Stanford Encyclopedia of Philosophy

Notes to The Problem of Dirty Hands

1. In fact, the supreme emergency may “justify” very little of the terror bombing since the likelihood of a German invasion of Britain ended with the victory of RAF fighter pilots in the Battle of Britain in the summer of 1940.

2. There has been much debate in recent years about the status of morality vis-a-vis other reason-giving aspirations. Key texts in the debate include Wolf (1982) and Louden (1992).

3. A few realist pronouncements make it seem that politics is subject to a quite different form of morality rather than no morality at all. This would make more sense of the common realist insistence on “national interest” as the dominant value in political affairs, and would connect with one interpretation of dirty hands, namely that which invokes role morality. This entry discusses the problems with a role morality move later. Coady (2006; 2008) has made an attempt at unravelling many of the complexities in the realist tradition, and criticised them.

4. See for instance Grayling (2006, 24).

5. For details of the case see Callahan (1988, 209).

6. Ross does indeed recognise that there can be a sort of residue effect of the fact that a prima facie duty has been overruled.
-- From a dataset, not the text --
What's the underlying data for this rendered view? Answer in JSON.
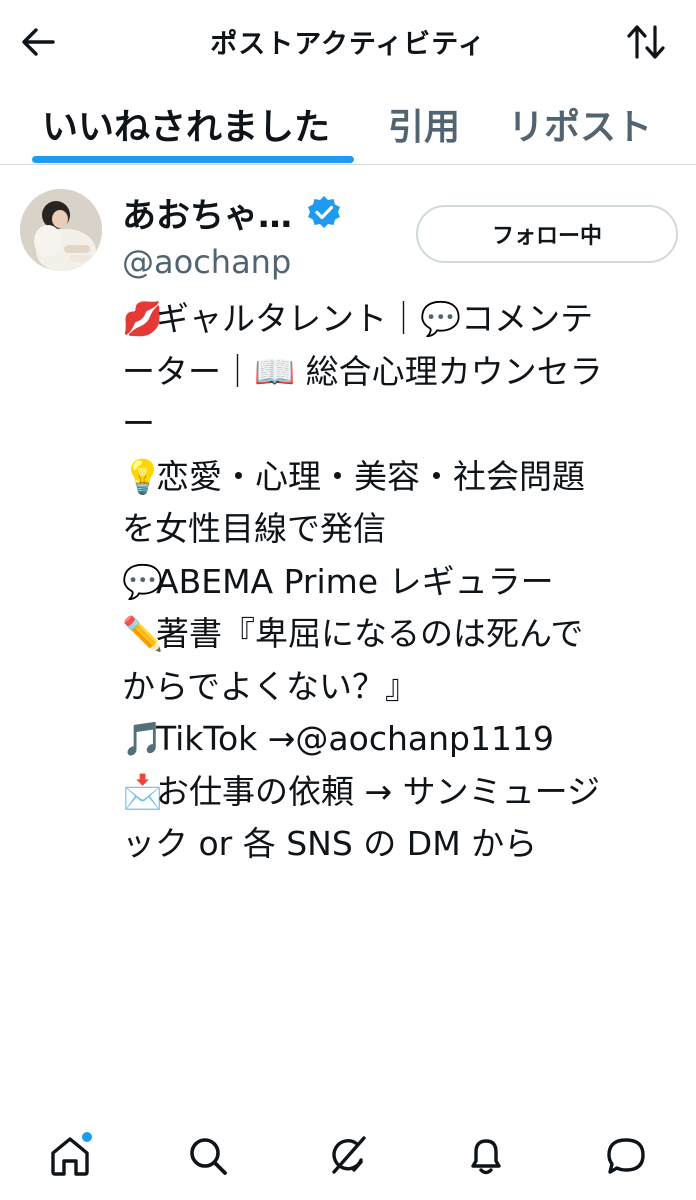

Since we still recognise the prima facie duty as such, then we may feel “compunction” at not being able to fulfil it but “not indeed shame or repentance”. And, in some cases, we may have some further duty to make up “somehow” for the right decision not to heed the prima facie duty. See Ross (1930).

7. Thomas Nagel discusses “threshold deontology” and contrasts it both with utilitarianism and absolutism in his paper, “War and Massacre” in Nagel (1979, 62).

8. The idea of a utilitarian version of the threshold story was suggested by Peter Singer. It is a further question whether this would be consistent with more usual accounts of rule utilitarianism that tend to allow exceptions well short of supreme emergency.